Work task: Hand back the entries exactly as written, minus every picture.

BEGIN Records for this exercise

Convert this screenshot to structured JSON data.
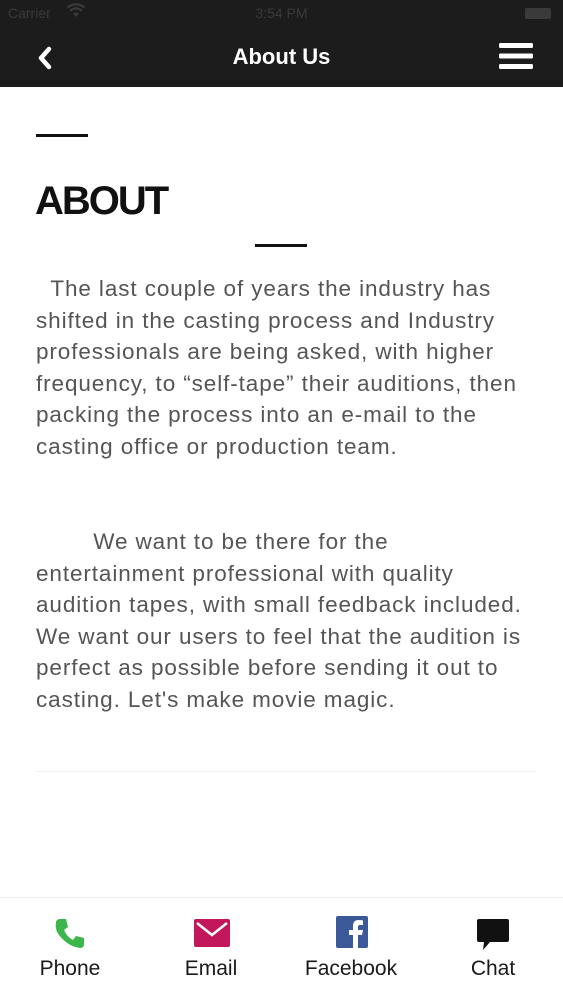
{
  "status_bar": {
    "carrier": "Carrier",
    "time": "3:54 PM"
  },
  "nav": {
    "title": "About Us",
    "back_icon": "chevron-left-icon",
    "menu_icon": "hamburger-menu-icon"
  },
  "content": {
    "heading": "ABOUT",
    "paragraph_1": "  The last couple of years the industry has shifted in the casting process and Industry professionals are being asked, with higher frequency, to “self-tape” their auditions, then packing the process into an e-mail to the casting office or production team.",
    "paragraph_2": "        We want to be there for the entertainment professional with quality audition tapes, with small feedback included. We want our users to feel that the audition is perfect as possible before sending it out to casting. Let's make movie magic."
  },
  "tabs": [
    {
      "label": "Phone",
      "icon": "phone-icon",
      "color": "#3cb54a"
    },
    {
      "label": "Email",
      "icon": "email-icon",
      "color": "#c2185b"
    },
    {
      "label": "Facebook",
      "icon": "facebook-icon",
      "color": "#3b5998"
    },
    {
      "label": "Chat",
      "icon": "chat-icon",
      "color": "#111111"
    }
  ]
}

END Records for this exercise

Task output:
Convert this screenshot to structured JSON data.
{
  "status_bar": {
    "carrier": "Carrier",
    "time": "3:54 PM"
  },
  "nav": {
    "title": "About Us",
    "back_icon": "chevron-left-icon",
    "menu_icon": "hamburger-menu-icon"
  },
  "content": {
    "heading": "ABOUT",
    "paragraph_1": "  The last couple of years the industry has shifted in the casting process and Industry professionals are being asked, with higher frequency, to “self-tape” their auditions, then packing the process into an e-mail to the casting office or production team.",
    "paragraph_2": "        We want to be there for the entertainment professional with quality audition tapes, with small feedback included. We want our users to feel that the audition is perfect as possible before sending it out to casting. Let's make movie magic."
  },
  "tabs": [
    {
      "label": "Phone",
      "icon": "phone-icon",
      "color": "#3cb54a"
    },
    {
      "label": "Email",
      "icon": "email-icon",
      "color": "#c2185b"
    },
    {
      "label": "Facebook",
      "icon": "facebook-icon",
      "color": "#3b5998"
    },
    {
      "label": "Chat",
      "icon": "chat-icon",
      "color": "#111111"
    }
  ]
}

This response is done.